The sky was blue and the air crisp and clean as we loaded up the car for the drive to the Adirondack Mountains in upstate New York. Our destination was Whiteface Mountain where my husband and older son were looking forward to a full day of skiing.
My younger son, 14-year-old Rodrigo, and I planned on hiking to High Falls Gorge. I’d heard it was beautiful, but what I wanted to see most of all was a moose in the wild. As much as I’d traveled through the Adirondacks and the Berkshire Mountains over the years, the sight of one had always eluded me.
We put on yak-traks (ice cleats) and set off. We meandered along the winding trail, taking in the massive ice formations created by numerous waterfalls frozen onto the granite cliffs. Below us flowed the Ausable River, curling through a landscape of glistening rock, ice and snow. With our yak-traks in place, we clanked up and down icy stairs, over bridges and through woods so dense the light did little to melt the ice and snow.

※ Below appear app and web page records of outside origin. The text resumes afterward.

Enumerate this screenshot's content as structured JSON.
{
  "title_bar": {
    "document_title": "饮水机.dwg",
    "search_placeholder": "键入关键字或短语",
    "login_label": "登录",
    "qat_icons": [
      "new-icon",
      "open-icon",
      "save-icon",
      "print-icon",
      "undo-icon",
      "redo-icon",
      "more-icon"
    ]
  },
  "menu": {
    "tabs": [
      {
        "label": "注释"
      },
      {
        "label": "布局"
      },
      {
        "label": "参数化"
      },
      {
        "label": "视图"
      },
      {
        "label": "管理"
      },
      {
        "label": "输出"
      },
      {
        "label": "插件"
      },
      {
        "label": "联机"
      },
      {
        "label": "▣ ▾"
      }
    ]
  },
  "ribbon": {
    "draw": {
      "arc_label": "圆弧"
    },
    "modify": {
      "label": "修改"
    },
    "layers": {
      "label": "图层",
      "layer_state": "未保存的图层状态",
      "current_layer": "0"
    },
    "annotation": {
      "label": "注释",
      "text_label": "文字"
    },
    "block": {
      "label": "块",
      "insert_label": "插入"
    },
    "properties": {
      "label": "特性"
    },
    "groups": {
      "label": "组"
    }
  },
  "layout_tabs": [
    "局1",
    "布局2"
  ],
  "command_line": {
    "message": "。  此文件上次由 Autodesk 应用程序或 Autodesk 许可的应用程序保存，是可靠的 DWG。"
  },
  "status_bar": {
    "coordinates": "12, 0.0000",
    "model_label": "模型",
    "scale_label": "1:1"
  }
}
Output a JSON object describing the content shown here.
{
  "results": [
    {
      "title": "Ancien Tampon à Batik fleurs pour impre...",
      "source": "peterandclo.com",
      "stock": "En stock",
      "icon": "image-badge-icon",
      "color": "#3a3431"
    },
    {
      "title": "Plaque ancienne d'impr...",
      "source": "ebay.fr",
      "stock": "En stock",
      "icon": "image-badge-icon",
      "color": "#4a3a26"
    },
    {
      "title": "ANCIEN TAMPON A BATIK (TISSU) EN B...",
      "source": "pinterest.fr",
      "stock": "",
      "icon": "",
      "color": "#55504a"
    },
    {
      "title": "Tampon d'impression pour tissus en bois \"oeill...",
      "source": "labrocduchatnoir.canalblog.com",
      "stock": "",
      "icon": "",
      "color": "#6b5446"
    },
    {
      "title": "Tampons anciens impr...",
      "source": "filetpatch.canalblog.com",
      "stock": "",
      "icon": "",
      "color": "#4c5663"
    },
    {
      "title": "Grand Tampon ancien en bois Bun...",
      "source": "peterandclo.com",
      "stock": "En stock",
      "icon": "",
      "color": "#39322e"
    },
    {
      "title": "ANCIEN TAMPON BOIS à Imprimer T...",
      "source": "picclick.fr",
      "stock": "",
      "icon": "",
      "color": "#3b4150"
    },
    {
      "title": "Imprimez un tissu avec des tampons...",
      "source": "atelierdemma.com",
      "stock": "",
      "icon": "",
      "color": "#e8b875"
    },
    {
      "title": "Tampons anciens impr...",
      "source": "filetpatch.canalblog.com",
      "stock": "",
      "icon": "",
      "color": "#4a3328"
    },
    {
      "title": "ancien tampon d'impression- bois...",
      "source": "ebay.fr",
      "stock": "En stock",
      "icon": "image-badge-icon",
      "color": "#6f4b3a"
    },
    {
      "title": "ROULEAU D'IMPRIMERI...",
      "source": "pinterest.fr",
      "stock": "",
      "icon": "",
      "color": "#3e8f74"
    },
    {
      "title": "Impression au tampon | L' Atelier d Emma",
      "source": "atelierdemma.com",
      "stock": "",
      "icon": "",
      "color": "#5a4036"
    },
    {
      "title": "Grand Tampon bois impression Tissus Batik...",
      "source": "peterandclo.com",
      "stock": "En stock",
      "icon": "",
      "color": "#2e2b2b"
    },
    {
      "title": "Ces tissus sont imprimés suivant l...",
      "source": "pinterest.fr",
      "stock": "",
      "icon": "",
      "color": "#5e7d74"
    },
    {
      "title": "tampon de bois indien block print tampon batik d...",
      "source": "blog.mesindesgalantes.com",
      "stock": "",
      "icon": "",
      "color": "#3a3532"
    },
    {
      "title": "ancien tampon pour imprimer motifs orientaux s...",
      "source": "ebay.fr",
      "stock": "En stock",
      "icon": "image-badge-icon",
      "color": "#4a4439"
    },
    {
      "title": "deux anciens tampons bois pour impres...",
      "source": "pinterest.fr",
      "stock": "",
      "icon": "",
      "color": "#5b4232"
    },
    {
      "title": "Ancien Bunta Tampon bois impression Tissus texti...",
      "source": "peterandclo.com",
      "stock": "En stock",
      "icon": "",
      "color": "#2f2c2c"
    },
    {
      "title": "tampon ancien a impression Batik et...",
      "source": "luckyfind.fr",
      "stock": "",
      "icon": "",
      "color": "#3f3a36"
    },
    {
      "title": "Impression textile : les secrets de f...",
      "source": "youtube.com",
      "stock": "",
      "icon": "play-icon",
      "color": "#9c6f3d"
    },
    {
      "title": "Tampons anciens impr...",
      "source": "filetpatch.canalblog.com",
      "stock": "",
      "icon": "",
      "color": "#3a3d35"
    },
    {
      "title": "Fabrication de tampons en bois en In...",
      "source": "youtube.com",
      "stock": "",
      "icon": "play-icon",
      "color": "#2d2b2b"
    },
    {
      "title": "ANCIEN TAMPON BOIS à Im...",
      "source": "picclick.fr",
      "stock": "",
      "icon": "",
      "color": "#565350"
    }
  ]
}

The only sound on the trail was the occasional gurgling of the river or snow tumbling off the pine boughs. “Amazing!” I said to Rodrigo, as we paused to rest at a lookout point with yet another spectacular view. “What more could you possibly ask from a winter’s walk?
“How about a moose, Mom?” he asked, laughing. “Isn’t that one of your goals in life to see a moose in the great outdoors? What better place to run into one than here? We could pray about it.”
“Okay, I’m game,” I said. Surely God directs our paths, but can he direct the path of moose? I wondered.
Hardly had we uttered “Amen” when we heard a crunching of snow and a crashing of branches along the trail. Could it be that God had answered our prayer so quickly?
We waited breathlessly. Suddenly a group of eight young women, all wearing moose antlers on their heads, burst onto the trail. Turns out they were sorority sisters, out for a day of fun in the wintry woods. I burst out laughing. After we talked to the girls for a minute, we headed on up the trail. “I guess God does provide more abundantly than we can ask or imagine,” Rodrigo said, grinning, the image of the pretty girls having eclipsed any further thoughts of moose.
“Indeed he does,” I said.